IMG_20180301_201108753.jpgFinally I read Wyrd Sisters by Terry Pratchett, another installment of the Discworld series. This was such a great book! It’s a take on Macbeth from the point of view of the witches, and it references quite a few other Shakespeare plays. This one is a tad more bloody than others, as well as more cheeky at times. The characters we follow are Granny Weatherwax, Nanny Ogg, and Magrat. Pratchett manages a very clever novel full of interesting characters, from a violent cat to Death itself, and Hwel, a dwarf with all the inspiration to write plays like no one has seen before. Simply fantastic.

  • Favorite Bite:

    “It is true that words have power, and one of the things they are able to do is get out of someoneโ€™s mouth before the speaker has the chance to stop them” –Wyrd Sisters

  • Perspective Rating: 8/10 Pratchett has the ability to place you in someone else’s shoes without you really realizing that it’s happening. Here we get a few different perspectives on the aspect of destiny and fate. It’s inspiring and eye opening while making you laugh at life for a bit
  • Emotional Rating: 7/10 I didn’t connect too much to the characters but when Death showed up I was just over the moon! I also love Greebo, the cat, and Hwel, a writer who really is a slave to the words.
  • Bites Rating: 8/10 It had many great quotations, but not all over the book.
  • Overall Rating: 7.66 Another great Discworld installment, I can’t wait for the next one! ๐Ÿ˜€

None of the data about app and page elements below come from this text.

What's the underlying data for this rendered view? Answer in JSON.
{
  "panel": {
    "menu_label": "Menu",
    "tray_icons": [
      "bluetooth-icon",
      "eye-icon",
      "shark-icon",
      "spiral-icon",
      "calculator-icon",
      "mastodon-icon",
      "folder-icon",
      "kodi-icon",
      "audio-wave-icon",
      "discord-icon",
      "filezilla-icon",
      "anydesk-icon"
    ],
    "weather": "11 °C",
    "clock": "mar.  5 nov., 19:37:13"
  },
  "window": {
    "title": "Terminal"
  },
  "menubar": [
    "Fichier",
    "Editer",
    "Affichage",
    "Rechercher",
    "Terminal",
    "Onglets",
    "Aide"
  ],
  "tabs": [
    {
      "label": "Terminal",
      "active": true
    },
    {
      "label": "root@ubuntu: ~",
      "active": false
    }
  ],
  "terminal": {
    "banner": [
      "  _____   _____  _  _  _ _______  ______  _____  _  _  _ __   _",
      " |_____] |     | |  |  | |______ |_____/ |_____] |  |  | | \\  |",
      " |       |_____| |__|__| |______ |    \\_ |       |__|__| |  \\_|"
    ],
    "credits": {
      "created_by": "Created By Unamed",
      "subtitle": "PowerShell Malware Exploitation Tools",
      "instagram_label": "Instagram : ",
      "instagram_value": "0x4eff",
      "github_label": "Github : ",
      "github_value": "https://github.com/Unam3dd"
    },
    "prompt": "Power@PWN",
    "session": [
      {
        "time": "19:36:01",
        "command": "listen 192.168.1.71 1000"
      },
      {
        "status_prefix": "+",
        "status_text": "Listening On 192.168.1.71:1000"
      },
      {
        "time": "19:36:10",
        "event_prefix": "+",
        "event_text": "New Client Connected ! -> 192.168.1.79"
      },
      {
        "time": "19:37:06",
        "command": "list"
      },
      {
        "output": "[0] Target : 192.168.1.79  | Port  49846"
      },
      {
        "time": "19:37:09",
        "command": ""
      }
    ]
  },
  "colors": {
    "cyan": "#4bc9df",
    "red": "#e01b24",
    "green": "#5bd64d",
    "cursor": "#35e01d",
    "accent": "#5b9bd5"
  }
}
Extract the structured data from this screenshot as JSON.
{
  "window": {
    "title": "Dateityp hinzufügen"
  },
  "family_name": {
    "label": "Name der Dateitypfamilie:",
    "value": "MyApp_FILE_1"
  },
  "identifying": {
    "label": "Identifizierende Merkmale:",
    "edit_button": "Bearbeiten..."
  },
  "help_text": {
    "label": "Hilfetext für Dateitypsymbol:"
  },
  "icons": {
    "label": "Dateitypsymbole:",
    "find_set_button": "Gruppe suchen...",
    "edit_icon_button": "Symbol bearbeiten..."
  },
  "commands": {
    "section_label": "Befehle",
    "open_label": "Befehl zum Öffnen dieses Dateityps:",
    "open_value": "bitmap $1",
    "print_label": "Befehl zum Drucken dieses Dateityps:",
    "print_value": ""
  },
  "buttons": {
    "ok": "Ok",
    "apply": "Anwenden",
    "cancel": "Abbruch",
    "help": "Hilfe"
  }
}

One thing that these three books had in common was the nature of, well, nature. Nature as a sentient being that can revolt on the humans when they decide to ignore it completely. Nature as a group of beings that evolve so that they can survive the harm being done to them by humans. Or lack of Nature and the effect that it has on humans. Each of these books teaches us to appreciate and take care of all living beings, be they animal, plant, or human. I loved these books for this message and for how they all seemed to group together to make that message seem even louder.

And so, even though this month was a tad slow, it was still a good month of reading. I am still reading Equiano: The African but I am taking my time because it deserves to be read a bit more closely. I am learning so many things about slavery and the world in the 1700s! Hopefully by next month I’ll be able to include it in the wrap up. I’m also still reading The Goldfinch with the book club and that will also be done by next month’s wrap up.

I read 3 books, didn’t buy any books, so I’m down to 100 books left in my TBR! XD

How did your reading go in February? What was your favorite book of the month?